These counts mark the second time CDTC has conducted trail user counts in the Capital District. The previous counts, conducted in 2006, used a different methodology and counted fewer locations, however, some comparisons, such as between gender and mode split, can be made.

Count Results

The results from the 2016 Capital District Trail User Counts demonstrate significant variability in usage levels, mode and gender split, and peak usage periods across all 22 locations. Lions Park in Niskayuna, near the center of a 35-mile stretch of the Mohawk Hudson Bike-Hike/ Erie Canalway Trail, experiences the highest estimated annual usage, with approximately 263,757 visits to the trail occurring annually. Lions Park was one of seven locations that experiences estimated annual usage levels over 100,000 visits. Four locations experienced estimated annual usage levels of less than 50,000 visits, including the location with the lowest estimated annual usage, 114th Street in Troy along the Uncle Sam Trail, which experiences 20,358 annual visits.

Roland_counting_at_Lions_Pk_cyclist.jpgThe average gender split across all 22 locations was 56% male and 44% female. The average mode split across all locations was 51% pedestrians, 48% bicyclists, and 1% other, which includes skateboarders, rollerbladers, and scooter users.
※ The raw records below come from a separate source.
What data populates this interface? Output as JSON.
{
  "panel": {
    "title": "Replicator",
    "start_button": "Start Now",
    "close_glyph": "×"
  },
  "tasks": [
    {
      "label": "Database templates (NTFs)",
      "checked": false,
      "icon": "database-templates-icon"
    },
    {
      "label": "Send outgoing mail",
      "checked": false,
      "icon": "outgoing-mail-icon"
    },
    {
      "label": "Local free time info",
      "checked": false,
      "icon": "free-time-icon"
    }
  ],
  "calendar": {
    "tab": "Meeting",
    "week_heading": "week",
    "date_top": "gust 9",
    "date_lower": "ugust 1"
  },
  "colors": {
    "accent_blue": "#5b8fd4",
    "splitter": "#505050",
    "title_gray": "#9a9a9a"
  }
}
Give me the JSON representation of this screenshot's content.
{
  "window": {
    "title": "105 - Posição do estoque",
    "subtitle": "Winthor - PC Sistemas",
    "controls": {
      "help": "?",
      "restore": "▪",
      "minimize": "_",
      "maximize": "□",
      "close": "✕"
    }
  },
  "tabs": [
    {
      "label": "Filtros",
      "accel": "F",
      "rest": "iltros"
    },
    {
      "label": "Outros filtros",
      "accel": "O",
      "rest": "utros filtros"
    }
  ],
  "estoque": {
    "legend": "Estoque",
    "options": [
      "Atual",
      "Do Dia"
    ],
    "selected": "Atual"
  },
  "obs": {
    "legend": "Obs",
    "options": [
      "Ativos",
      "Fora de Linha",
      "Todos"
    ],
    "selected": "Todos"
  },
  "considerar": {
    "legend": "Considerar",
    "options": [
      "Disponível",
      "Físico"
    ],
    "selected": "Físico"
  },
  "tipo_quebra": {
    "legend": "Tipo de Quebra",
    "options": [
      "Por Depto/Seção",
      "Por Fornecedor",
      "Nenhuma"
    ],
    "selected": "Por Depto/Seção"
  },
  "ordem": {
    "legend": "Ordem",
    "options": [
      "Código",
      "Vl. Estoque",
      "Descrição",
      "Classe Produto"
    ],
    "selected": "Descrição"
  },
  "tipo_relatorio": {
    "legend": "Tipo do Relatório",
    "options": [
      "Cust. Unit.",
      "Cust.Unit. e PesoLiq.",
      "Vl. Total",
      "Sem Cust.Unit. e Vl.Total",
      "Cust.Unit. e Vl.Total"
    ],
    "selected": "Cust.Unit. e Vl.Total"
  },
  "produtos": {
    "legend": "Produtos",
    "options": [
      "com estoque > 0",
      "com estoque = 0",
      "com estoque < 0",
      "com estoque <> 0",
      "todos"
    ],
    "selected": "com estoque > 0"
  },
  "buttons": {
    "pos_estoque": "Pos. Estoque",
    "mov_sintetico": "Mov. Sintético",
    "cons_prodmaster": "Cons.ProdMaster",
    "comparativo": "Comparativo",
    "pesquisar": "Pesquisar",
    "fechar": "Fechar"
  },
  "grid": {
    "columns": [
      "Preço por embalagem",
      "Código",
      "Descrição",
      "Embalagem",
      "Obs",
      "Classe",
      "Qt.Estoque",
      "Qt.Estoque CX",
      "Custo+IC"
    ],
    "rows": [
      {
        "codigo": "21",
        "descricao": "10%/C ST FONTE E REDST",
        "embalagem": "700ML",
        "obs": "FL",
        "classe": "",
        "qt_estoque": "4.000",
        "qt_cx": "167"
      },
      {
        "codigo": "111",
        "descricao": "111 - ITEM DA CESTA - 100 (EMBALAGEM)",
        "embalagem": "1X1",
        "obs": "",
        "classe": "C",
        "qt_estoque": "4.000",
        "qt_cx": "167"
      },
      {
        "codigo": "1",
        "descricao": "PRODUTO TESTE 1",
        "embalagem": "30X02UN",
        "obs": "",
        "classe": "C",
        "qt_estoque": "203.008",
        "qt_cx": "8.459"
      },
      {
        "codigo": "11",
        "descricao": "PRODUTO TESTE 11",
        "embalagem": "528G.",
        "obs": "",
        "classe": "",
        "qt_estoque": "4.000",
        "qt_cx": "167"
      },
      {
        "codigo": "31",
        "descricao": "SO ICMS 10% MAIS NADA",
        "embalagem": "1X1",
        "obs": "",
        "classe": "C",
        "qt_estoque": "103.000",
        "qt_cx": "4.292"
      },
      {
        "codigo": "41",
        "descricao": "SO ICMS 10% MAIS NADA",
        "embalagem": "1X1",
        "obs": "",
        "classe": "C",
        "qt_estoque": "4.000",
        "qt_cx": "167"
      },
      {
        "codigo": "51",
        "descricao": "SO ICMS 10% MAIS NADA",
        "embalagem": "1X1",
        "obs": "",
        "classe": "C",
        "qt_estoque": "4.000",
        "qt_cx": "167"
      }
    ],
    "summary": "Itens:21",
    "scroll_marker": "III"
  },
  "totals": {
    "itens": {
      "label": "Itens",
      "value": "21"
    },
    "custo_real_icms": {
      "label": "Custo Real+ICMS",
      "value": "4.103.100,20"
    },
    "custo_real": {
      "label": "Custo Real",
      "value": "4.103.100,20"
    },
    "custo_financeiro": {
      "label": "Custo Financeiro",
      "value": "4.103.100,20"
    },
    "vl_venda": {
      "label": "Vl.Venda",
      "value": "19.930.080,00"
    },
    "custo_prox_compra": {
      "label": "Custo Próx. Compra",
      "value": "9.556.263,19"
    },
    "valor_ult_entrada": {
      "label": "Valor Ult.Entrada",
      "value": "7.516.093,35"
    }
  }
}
The most popular day of the week was Monday followed by Thursday. Among weekend days, Saturday was the busiest day at 13 locations. In general, weekday peak usage occurred between 12-6 PM and weekend peak usage occurred between 9 AM and 3 PM for a majority of locations counted.

As these counts demonstrate, trails across the Capital District are well used by a variety of people throughout the course of the day and week. Individual results for each trail are located below in the Trail Count Profiles section and are also included in the full 2016 Capital District Trail User Counts report.

Interactive Usage Estimates Map

Use the map below to learn more about each of the 22 locations counted in the 2016 Capital District Trail Counts. The location markers are sized proportionally based on the annual usage estimate calculated using the NBPD methodology. The map also displays each location's gender and mode split based on observational counts conducted during peak usage hours on one weekday and one weekend.

Trail Count Profiles

PTNY created individual trail count profiles for each of the locations counted in the 2016 Capital District Trail User Counts. These profiles display the large amount of data collected during the count in an easy to read format that is consistent across all 22 locations.

Trail Count Profiles

2016 Capital District Trail User Counts Report

Capital District Transportation Committee


The Capital District Transportation Committee (CDTC) is the designated Metropolitan Planning Organization for the Albany-Schenectady-Troy and Saratoga Springs metropolitan areas. CDTC is a forum for local elected officials and transportation representatives to share ideas and make decisions about major transportation capital investments, including bicycle and pedestrian infrastructure.